Net medical expense tax offset is being phased out: to be eligible individuals need to have received the offset in their 2012-13 income tax assessment to be eligible to claim for this year. 2013/2014 is the final year the offset can be claimed. As is often the way there are exceptions to the rule as it doesn’t apply to disability aids, attendant care and aged care which can be claimed until June 2019.
The concessional contribution cap for superannuation increases to $30,000 from 1 July 2014 and $35,000 if you are over 49 as at 30 June 2014. The non concessional cap goes to $180,000 and the bring forward cap is $540,000.
New CGT discounts: if you have a Capital Gains Tax event after 8 May 2012, and have had any periods of foreign or temporary residence since that date, your eligibility and discount rate may be affected.
This year the ATO is not targeting certain occupations but will be focusing its attention on work related expenses across all occupations.
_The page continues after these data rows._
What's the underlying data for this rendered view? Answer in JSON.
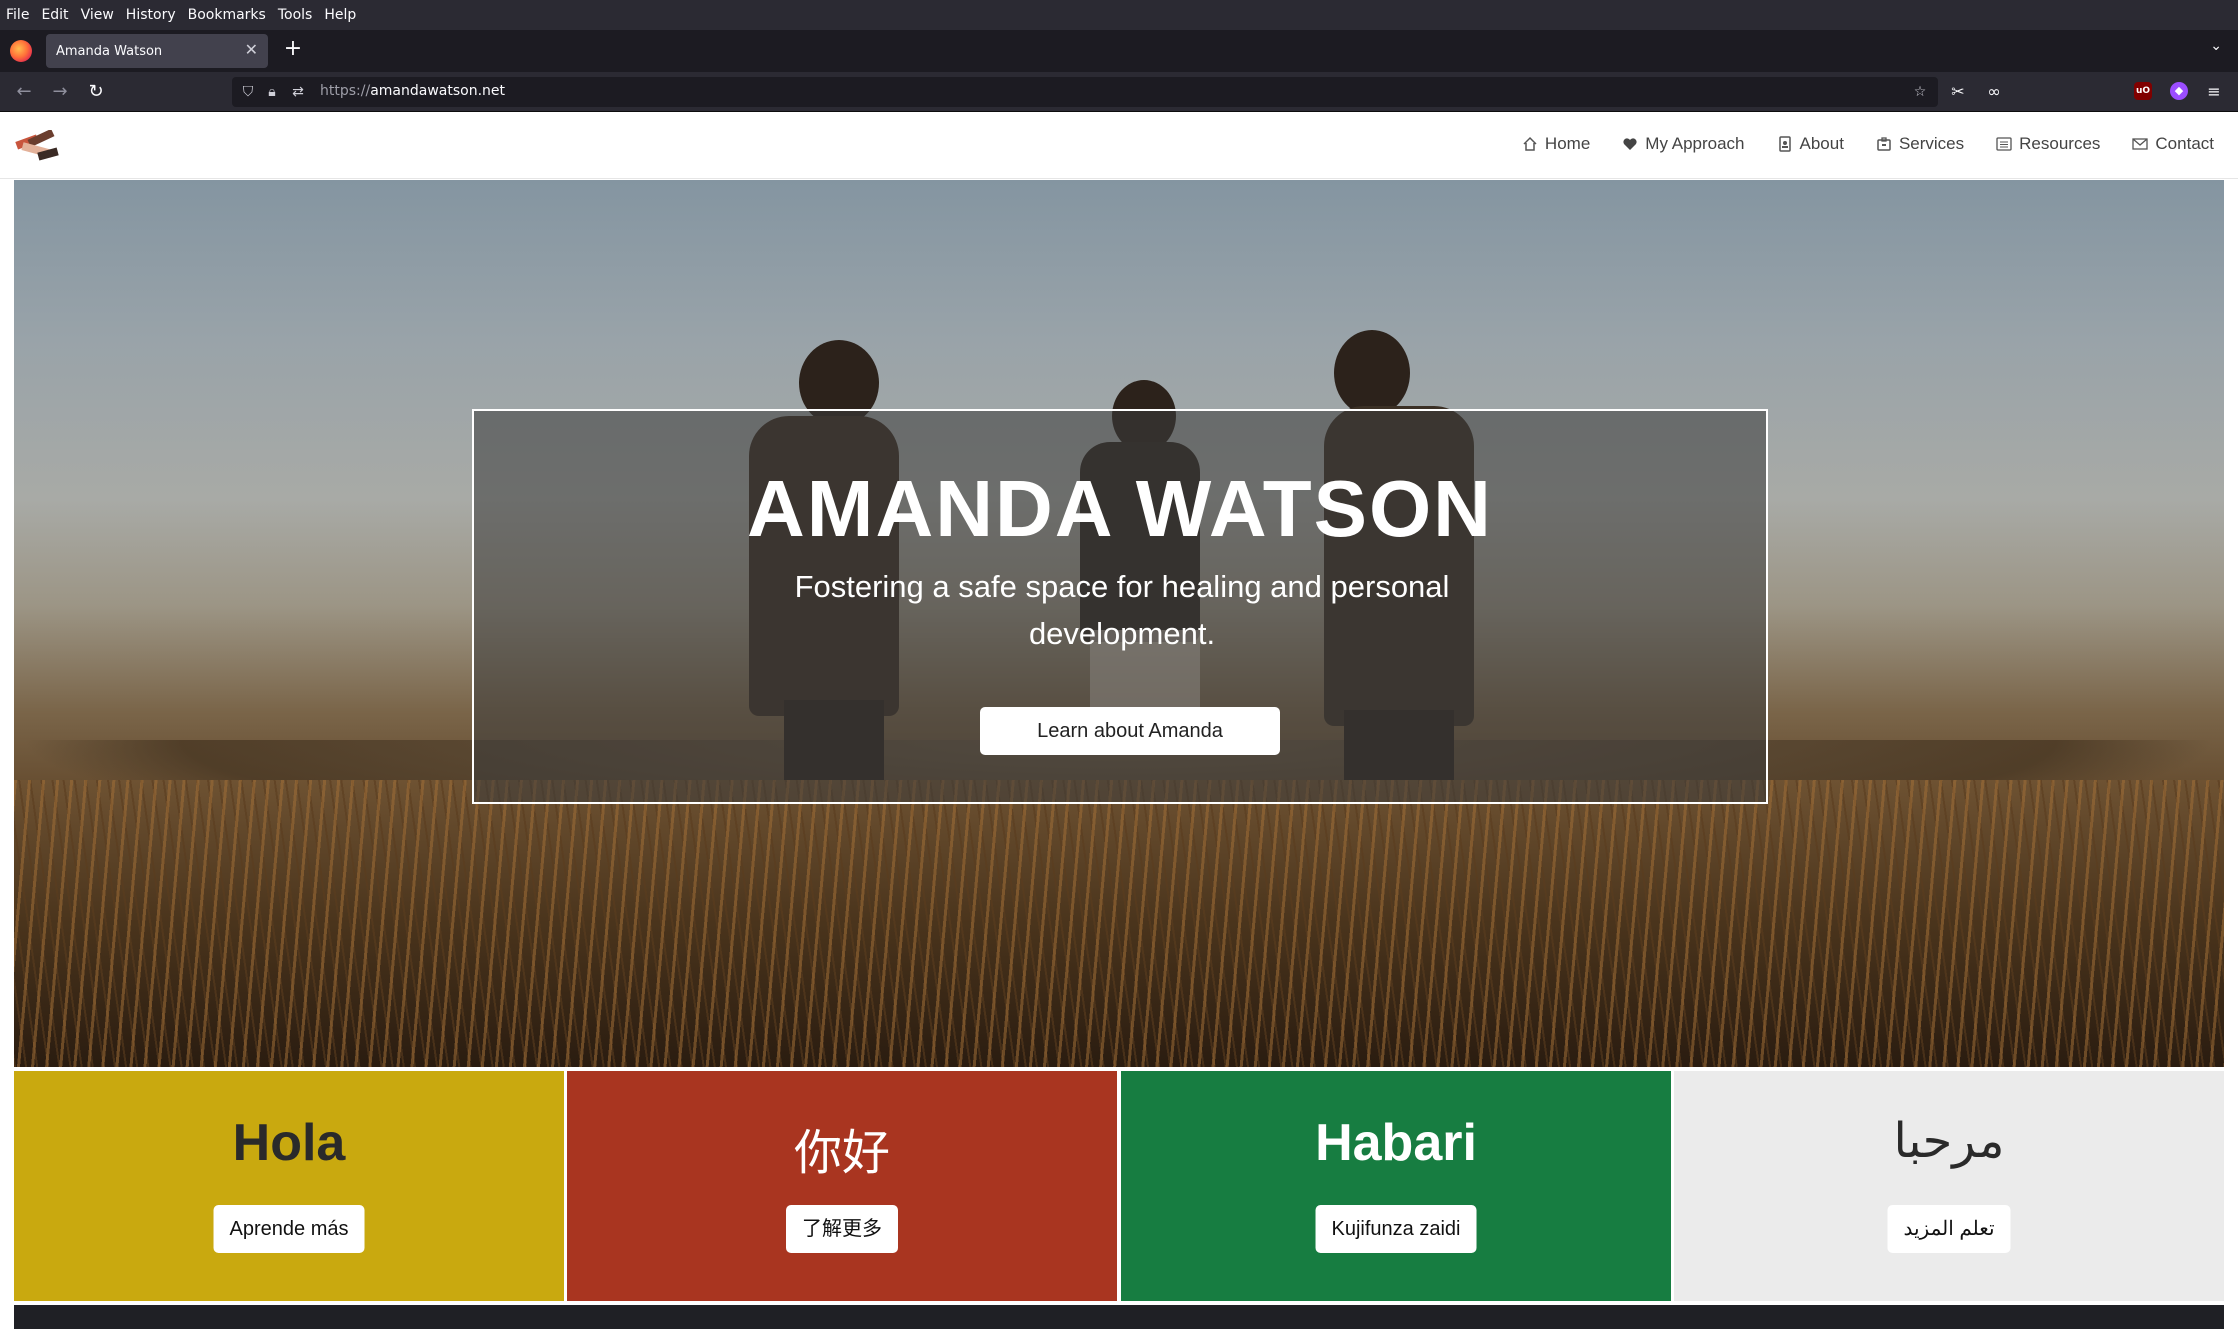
{
  "browser": {
    "menu": [
      "File",
      "Edit",
      "View",
      "History",
      "Bookmarks",
      "Tools",
      "Help"
    ],
    "tab_title": "Amanda Watson",
    "url_protocol": "https://",
    "url_host": "amandawatson.net"
  },
  "site": {
    "nav": [
      {
        "label": "Home",
        "icon": "home-icon"
      },
      {
        "label": "My Approach",
        "icon": "heart-icon"
      },
      {
        "label": "About",
        "icon": "id-badge-icon"
      },
      {
        "label": "Services",
        "icon": "briefcase-icon"
      },
      {
        "label": "Resources",
        "icon": "list-icon"
      },
      {
        "label": "Contact",
        "icon": "envelope-icon"
      }
    ]
  },
  "hero": {
    "title": "AMANDA WATSON",
    "subtitle": "Fostering a safe space for healing and personal development.",
    "button": "Learn about Amanda"
  },
  "tiles": [
    {
      "title": "Hola",
      "button": "Aprende más",
      "bg": "#c9a90f",
      "fg": "#2a2a2a"
    },
    {
      "title": "你好",
      "button": "了解更多",
      "bg": "#a93520",
      "fg": "#ffffff"
    },
    {
      "title": "Habari",
      "button": "Kujifunza zaidi",
      "bg": "#177d41",
      "fg": "#ffffff"
    },
    {
      "title": "مرحبا",
      "button": "تعلم المزيد",
      "bg": "#ebebeb",
      "fg": "#2a2a2a"
    }
  ]
}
Under the spotlight will be overnight travel, transportation of large tools and equipment and the work use of electronic devices such as laptops, computers and mobile phones.
And of course the Debt Repair Levy is an additional 2% tax on incomes above $180,000 for the next 4 years, placing Australia’s top income tax rate at 49% (including medicare levy which is now 2% rather than the previous 1.5%) and amongst the highest in the world. This is an attempt by the government to reduce the budget deficit by $3.2b
Another sting for high income earners is Division 293 Tax, which applies to individuals when relevant income plus their concessional super contributions exceeds $300,000. The tax is an extra 15% on their concessional superannuation contribution and can be either paid by the individual or the super fund. Thus the contribution is taxed at 30% as opposed to 49%. Still a worthwhile tax saving.
We’re running 2 seminars on Thursday 24th July which will expand on the impact of the recent budget on personal, business and retirement finances. Contact us if you would like to attend.